questions asks "When is an IFR flight plan required?" and one of the
wrong answers (according to Gleim) is "When less than VFR conditions
exist in either Class E or Class G airspace and in Class A airspace."

Gleim explains that flying in IMC in Class G requires an instrument
rating but not an IFR flight plan and refers to FAR 91.173, which
states that IFR "in controlled airspace" requires an IFR flight plan.

My question is: How do you fly in IMC in uncontrolled (Class G)
airspace. Who is separating you from other aircraft? Do people do
this? Is it legal?

Thank you for any clarification.


-- Todd Ramming, February 19, 2010


People do this and it is legal. If you look at a Sectional chart anywhere in the Eastern U.S. you'll find that Class E airspace overspreads the entire chart except 1200' AGL and below or 700' AGL and below. A Sectional of Alaska, though, will show mostly Class G airspace all the way up to 18000', with some corridors of Class E that coincide with airways. So if you wanted to go Point A to Point B in Alaska you might very well choose to GPS Direct through Class G airspace and you would need a flight plan but would not be able to obtain a clearance (there is no way that ATC can clear other traffic out of your way since they don't control the airspace). A Sectional chart of New Mexico will show you a similar picture, but not quite as dramatic.

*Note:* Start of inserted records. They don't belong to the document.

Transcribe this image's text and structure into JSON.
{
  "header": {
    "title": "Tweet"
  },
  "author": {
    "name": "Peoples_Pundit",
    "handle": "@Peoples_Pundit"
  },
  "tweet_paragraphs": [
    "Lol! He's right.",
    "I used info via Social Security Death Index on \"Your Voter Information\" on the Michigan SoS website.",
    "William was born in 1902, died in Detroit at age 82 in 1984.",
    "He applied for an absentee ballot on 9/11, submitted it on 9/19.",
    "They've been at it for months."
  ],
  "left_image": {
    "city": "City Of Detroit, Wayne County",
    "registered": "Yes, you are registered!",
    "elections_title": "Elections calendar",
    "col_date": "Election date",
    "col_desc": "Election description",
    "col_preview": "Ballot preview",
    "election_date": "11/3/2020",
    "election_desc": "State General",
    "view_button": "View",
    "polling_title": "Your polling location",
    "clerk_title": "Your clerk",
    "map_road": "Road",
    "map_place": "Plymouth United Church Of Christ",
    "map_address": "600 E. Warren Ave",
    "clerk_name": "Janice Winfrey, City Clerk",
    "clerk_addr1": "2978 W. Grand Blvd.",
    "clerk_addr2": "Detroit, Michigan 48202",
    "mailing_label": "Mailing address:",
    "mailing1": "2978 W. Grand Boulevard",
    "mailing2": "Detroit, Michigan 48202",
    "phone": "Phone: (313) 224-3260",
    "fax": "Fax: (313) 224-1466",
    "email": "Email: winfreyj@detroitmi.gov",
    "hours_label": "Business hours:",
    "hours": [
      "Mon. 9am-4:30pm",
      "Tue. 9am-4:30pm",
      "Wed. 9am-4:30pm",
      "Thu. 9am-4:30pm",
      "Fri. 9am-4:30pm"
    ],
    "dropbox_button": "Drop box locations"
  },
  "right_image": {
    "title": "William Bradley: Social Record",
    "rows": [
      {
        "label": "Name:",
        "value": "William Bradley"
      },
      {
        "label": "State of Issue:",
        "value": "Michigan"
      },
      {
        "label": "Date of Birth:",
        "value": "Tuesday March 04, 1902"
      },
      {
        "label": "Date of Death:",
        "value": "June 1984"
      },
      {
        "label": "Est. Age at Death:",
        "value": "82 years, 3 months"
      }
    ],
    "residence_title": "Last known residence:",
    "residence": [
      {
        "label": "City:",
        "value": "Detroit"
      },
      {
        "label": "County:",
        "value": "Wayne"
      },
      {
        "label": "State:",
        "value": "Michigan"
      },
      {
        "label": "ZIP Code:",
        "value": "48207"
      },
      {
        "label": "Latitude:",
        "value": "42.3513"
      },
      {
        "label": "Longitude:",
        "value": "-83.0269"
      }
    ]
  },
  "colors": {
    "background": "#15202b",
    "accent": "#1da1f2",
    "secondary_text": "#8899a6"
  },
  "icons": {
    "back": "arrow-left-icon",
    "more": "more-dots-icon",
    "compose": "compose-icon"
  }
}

I have done this only a couple of times in 9 years and two trips to Alaska.

Who separates you from other aircraft? The plastic Jesus on your dashboard, of course!

-- Philip Greenspun, February 19, 2010

I've never done it.

Plastic Jesus? Or if God is your co-pilot... I do have terrain and traffic avoidance avionics for emergencies.

-- Don Shade, February 19, 2010